There is an abundance of research pertaining to how behaviors and opinions are changed; however, each discussion and experiment leads to further questions on how persuasion influences those changes. One such study performed by Rosenbaum & Franc (1960) looked at the impact of external commitment on pre-formed opinions, or prior attribution. In their experiment, the external commitment functioned as a persuasive measure in which the communicator relayed an opinion as the accepted standard attribution for a group of peers. Instances in which the participants’ prior attribution was incongruent with the attribution of the external commitment showed that the external commitment functioned as a ...view middle of the document...
The experiment implied that there were levels of effectiveness in forms of persuasion for behavior modification; however, the focus remained on changing opinions in relationship to the participants’ behavior. Along the same study lines, Siero and Doosje (1993) also looked at opinion change following persuasive communication; however, they connected their persuasion levels in relation to Social Judgment Theory (SJT) which identifies three types of opinions; acceptance, non-commitment, or rejection. In their study, Siero and Doosje (1993) modeled their persusion levels to align with the categories of SJT. They found that messages in the non-commitment range affected the greatest attitude change as they allowed the particpant to elaborate on their own.
The different ideas on structuring the form of persuasion from Rosenbaum and Franc (1960) and from Siero and Doosje (1993) influenced the structure of the current experiment in that the persuasive levels were designed to exclude a peer standard or behavioral commitment. Also, because many of these studies focus on behavior modification of the individuals being persuaded, the current study is interested in branching into a new focus by looking at the processes of changing an individual’s opinion about the observed behavior of another person. In order to better understand how individuals perceive behaviors in others, we have to consider a theory called Correspondence Bias. According to Gilbert and Malone (1995), “The correspondence bias is the tendency to draw inferences about a person's unique and enduring dispositions from behaviors that can be entirely explained by the situations in which they occur.” If this information is considered to be intrinsic to the formulation of opinions regarding the behavior of others, we can then observe how opinions might be changed when correspondence bias is manipulated by persuasion. Therefore, I hypothesize that a strongly persuasive explanation, attributing positive characteristics to the perpetrator of the observed behavior, will increase the observer’s opinion of the acceptability of the behavior; whereas weak persuasion will affect little to no change on the observer’s opinion of the acceptability of the behavior. By using five scenarios; three to establish a baseline value for the participant’s opinion, one to apply weak persuasion, and one to apply strong persuasion; we can measure the rate of change between the baseline value and each of the persuasion values to test this hypothesis.

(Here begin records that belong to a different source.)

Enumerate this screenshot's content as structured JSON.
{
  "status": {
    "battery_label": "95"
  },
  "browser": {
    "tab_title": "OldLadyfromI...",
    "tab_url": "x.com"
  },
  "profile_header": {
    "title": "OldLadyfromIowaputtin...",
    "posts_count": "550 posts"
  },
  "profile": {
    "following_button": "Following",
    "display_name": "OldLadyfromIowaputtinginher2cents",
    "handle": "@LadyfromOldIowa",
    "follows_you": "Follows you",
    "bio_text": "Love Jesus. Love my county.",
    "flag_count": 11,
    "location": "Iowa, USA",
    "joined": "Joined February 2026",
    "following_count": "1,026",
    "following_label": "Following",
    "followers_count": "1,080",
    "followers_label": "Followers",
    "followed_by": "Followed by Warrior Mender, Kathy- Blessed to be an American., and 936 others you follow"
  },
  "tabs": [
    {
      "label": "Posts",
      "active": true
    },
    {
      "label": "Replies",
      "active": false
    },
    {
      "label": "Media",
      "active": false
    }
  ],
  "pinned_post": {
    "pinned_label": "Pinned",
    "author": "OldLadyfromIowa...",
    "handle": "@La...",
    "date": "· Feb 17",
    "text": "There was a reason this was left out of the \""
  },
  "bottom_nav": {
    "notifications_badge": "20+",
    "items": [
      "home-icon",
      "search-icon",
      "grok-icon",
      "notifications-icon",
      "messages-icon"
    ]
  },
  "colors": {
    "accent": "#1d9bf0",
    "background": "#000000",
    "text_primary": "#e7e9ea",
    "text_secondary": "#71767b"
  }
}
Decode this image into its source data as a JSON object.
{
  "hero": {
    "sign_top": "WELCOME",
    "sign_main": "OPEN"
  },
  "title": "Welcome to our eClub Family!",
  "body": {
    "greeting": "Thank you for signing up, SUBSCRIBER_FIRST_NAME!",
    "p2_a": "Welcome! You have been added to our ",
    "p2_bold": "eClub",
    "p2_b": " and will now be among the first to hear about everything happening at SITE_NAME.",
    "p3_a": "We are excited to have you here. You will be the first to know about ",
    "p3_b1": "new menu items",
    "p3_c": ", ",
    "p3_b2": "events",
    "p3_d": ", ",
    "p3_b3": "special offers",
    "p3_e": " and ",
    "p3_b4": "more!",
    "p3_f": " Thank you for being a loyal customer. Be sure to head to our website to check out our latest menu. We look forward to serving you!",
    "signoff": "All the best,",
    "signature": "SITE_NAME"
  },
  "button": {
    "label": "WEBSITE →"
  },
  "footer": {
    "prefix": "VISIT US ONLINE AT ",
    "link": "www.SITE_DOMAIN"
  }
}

Data were collected from 30 participants (21 female, 9 male) in the Rocklin and Roseville areas. Participants age ranged from 19-63 years old (M = 32.5 years). Participant volunteers were gathered from a convenience sampling of psychology students at Sierra College as well as other individuals in surrounding cities.
Participants were given a consent form to review and sign (see Appendix A). After the participants signed the consent forms, the...